Here we go again with another of these "Invest your hard-earned money on the theory that the United States economy is on the verge of collapse" commercials. This one is from some company called Blackstone International, and it always leaves me scratching my head and wondering who decided to fire the editor before the final product was approved.
Testimonial #1: "I decided to take some of my IRA and buy gold from Blackstone International. Gold has increased 250% in the last eight years. My gold investment rose from $75,000 to $89,000. I am very happy with Blackstone International."
Um, say what? $75,000 to $89,000 is not an increase of 250%. It's an increase of just under 20%. Assuming that the price of gold HAS risen 250% in eight years, this woman clearly did not make her investment eight years ago. So, what's the point of telling us that the price of gold has risen 250% in eight years? What's the significance of an eight-year period, anyway? It's been eight years since 9/11- is that it? Wouldn't it have been equally relevant to tell us how much gold has increased in the last eighty years, or eight hundred?
Testimonial #2- "I bought my gold from Blackstone International. I wouldn't be surprised to see gold hit $2000 an ounce in the near future. Blackstone International is a company I can trust."
What is this, Haiku Day on the radio? What does buying gold from Blackstone International have to do with what the price of gold will do in the future? Why do I care what this guy's personal prediction is about the price of gold? Is he telling me that if I buy gold from some other company, the price of gold might NOT reach $2000 an ounce? Why do gold broker commercials make my head hurt so much?
More to the point, why don't these commercials just cut to the chase and urge us to bet against the American Economy, because the best news for people who invest in gold is the complete collapse of the world financial markets, followed by depression and unprecedented human misery? Maybe they think that would be too much of a downer?
Life is good for the gold brokers these days, though: they've made enough money to buy off pretty much every radio yakker on the planet, regardless of political ideology.
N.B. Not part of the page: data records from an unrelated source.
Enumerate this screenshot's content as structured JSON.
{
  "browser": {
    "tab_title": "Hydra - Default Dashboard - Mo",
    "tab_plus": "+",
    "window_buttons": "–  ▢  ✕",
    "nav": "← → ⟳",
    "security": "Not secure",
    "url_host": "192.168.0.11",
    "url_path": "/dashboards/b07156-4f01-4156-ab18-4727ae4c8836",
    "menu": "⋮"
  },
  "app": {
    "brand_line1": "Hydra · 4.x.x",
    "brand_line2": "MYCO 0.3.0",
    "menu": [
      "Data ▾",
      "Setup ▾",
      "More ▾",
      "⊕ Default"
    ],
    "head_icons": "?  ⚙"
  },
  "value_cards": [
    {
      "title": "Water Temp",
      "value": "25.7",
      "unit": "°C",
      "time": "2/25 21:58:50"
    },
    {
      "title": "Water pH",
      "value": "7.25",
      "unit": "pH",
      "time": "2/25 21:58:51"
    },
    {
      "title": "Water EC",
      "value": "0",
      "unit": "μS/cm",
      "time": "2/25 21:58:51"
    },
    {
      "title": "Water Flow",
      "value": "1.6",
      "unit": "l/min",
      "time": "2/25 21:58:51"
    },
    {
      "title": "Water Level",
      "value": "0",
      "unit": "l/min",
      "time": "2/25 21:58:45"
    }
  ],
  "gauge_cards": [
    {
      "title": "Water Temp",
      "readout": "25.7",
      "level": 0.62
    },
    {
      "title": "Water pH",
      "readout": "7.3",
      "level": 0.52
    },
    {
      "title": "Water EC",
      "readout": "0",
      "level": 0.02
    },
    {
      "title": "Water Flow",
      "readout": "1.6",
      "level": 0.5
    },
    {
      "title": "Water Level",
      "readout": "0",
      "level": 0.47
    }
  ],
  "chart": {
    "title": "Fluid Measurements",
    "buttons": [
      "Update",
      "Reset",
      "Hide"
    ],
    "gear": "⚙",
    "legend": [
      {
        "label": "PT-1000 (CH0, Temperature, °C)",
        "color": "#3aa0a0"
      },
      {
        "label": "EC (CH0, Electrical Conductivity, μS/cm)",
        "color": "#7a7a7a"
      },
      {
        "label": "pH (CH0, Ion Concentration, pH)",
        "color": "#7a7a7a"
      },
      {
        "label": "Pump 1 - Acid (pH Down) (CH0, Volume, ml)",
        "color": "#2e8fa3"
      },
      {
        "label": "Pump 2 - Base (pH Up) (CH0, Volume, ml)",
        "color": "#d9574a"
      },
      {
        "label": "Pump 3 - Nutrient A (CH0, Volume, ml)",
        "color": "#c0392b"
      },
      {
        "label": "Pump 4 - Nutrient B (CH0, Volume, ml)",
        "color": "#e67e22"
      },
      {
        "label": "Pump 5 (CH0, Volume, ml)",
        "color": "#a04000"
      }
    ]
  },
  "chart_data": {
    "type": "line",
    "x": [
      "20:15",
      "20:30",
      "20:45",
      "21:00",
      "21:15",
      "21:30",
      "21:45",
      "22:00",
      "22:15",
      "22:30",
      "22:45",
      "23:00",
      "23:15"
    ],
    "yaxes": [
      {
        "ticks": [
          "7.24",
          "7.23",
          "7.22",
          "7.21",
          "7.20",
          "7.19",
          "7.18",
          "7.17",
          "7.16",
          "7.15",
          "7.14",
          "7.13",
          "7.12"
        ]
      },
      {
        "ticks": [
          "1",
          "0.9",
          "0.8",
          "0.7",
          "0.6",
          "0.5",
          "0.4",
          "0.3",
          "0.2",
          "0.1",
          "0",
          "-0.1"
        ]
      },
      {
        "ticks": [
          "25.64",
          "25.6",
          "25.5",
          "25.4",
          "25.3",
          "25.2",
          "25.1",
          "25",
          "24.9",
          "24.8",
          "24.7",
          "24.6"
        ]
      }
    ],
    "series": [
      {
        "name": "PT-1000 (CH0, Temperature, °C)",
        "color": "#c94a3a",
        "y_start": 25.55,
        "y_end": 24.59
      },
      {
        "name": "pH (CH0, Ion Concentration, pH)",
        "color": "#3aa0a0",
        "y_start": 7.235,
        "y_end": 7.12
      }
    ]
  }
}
Now maybe they could use just a little of that money to make a few decent commercials with logical, coherent messages, instead of ones featuring people who are apparently happy to spout whatever happens to pop into their heads while the recorder is running.